*** Opening of Provided information ***

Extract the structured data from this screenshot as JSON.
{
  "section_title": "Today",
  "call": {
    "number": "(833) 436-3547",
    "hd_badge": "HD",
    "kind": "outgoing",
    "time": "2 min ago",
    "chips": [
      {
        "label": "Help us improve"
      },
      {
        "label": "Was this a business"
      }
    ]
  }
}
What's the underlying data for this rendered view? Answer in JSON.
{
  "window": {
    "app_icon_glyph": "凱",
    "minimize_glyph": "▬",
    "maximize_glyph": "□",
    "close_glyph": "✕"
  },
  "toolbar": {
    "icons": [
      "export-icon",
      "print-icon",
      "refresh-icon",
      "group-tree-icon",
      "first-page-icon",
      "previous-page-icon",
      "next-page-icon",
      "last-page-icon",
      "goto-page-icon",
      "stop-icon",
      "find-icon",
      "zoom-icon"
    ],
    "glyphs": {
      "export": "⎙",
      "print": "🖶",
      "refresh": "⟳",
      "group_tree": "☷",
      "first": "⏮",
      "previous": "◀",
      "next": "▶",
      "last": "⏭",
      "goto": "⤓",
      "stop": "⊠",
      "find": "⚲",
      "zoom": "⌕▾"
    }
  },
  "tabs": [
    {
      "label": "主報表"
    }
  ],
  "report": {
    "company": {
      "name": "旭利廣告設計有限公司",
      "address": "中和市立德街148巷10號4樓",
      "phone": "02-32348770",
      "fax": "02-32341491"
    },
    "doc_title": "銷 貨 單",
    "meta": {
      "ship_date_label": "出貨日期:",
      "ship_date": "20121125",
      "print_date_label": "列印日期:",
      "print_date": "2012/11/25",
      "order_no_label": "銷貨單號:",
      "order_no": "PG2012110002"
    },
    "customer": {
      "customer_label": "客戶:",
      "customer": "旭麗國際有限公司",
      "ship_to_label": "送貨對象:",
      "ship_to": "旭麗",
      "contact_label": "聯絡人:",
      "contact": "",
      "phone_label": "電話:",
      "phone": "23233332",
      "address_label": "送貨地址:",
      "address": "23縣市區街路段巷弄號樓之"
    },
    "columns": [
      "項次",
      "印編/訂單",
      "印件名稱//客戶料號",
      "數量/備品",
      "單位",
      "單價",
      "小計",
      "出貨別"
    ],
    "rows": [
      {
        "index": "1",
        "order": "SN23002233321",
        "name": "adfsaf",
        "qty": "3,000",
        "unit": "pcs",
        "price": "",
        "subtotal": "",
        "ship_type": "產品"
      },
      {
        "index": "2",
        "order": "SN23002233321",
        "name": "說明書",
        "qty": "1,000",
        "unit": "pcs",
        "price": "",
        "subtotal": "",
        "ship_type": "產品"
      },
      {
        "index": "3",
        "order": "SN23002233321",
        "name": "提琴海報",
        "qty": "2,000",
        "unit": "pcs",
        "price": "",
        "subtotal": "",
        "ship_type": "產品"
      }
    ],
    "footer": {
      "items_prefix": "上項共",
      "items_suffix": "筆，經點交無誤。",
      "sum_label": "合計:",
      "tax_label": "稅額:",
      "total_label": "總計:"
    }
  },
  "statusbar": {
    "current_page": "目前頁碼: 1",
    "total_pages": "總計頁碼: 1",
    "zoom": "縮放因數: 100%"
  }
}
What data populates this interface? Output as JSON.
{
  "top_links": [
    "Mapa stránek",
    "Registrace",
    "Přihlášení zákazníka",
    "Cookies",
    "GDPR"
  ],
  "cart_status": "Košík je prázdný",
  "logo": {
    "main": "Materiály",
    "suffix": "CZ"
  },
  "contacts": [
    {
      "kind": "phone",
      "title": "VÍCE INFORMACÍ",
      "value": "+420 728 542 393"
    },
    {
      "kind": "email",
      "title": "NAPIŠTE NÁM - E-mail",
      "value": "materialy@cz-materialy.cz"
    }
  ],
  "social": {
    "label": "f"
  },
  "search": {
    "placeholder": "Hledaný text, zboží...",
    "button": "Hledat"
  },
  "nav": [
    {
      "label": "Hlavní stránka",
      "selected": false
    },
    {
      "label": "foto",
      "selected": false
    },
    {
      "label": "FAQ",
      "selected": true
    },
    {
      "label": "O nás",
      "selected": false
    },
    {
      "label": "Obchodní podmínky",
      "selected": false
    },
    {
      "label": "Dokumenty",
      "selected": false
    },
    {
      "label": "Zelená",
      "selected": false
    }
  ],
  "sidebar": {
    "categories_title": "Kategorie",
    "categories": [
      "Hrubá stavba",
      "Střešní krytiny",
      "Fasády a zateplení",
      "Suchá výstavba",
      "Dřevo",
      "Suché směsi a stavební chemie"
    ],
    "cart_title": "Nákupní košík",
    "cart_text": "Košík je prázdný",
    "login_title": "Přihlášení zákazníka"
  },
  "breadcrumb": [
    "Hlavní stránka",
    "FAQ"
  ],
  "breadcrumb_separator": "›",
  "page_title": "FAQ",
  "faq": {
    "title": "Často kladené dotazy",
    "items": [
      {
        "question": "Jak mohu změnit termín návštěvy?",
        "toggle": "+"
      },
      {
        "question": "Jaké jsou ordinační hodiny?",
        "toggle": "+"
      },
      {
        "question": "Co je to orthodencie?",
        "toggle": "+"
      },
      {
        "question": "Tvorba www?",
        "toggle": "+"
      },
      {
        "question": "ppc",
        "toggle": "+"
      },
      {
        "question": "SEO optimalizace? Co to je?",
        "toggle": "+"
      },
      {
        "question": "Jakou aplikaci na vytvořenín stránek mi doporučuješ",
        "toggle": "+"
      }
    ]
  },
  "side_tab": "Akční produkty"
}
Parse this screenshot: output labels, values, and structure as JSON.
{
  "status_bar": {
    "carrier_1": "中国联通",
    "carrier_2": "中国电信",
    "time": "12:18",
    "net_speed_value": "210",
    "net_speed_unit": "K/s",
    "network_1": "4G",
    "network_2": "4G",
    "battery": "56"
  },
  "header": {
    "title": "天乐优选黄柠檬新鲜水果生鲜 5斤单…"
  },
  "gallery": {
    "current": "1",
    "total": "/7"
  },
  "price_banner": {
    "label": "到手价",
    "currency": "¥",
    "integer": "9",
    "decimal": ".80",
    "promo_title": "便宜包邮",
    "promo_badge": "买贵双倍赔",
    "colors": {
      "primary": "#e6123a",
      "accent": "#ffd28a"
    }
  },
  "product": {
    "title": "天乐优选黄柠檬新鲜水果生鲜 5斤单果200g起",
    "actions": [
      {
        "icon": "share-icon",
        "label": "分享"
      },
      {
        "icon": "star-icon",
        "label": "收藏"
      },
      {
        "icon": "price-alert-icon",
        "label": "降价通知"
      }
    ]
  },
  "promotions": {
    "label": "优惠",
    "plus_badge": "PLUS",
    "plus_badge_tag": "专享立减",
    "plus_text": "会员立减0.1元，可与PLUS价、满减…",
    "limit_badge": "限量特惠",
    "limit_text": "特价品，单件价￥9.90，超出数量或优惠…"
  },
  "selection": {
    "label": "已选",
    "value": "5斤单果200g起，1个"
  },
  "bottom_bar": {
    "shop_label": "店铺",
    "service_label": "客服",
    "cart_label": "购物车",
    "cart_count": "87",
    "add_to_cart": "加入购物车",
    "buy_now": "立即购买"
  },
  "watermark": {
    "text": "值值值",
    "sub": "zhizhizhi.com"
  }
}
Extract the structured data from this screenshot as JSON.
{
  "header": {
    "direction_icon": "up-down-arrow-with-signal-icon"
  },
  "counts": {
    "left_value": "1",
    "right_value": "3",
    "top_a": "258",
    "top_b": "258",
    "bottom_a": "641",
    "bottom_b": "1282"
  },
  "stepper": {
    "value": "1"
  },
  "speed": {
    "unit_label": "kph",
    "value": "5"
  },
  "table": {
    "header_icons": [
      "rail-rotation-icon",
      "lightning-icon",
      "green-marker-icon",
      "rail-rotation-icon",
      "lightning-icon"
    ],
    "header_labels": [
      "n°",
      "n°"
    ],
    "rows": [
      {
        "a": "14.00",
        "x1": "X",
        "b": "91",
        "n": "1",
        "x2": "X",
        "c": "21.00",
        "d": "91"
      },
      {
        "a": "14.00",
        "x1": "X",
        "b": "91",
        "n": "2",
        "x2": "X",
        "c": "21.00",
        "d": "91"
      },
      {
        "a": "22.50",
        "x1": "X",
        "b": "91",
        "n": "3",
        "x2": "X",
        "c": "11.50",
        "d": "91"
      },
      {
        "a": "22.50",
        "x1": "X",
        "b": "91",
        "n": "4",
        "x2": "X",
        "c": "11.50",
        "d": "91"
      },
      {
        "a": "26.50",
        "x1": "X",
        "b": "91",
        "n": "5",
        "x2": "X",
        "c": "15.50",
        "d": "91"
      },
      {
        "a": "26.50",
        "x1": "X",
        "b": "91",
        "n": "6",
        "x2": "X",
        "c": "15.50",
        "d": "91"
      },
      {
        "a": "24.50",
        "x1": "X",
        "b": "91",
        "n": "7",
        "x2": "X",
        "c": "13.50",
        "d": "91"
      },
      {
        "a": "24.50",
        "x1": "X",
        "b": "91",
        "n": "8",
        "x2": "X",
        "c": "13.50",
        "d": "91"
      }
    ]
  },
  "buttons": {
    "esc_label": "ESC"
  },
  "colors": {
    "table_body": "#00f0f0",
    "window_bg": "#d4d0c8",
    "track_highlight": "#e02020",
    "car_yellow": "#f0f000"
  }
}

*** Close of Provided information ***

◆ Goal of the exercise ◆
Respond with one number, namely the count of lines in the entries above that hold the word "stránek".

◆ Solution to this exercise ◆
2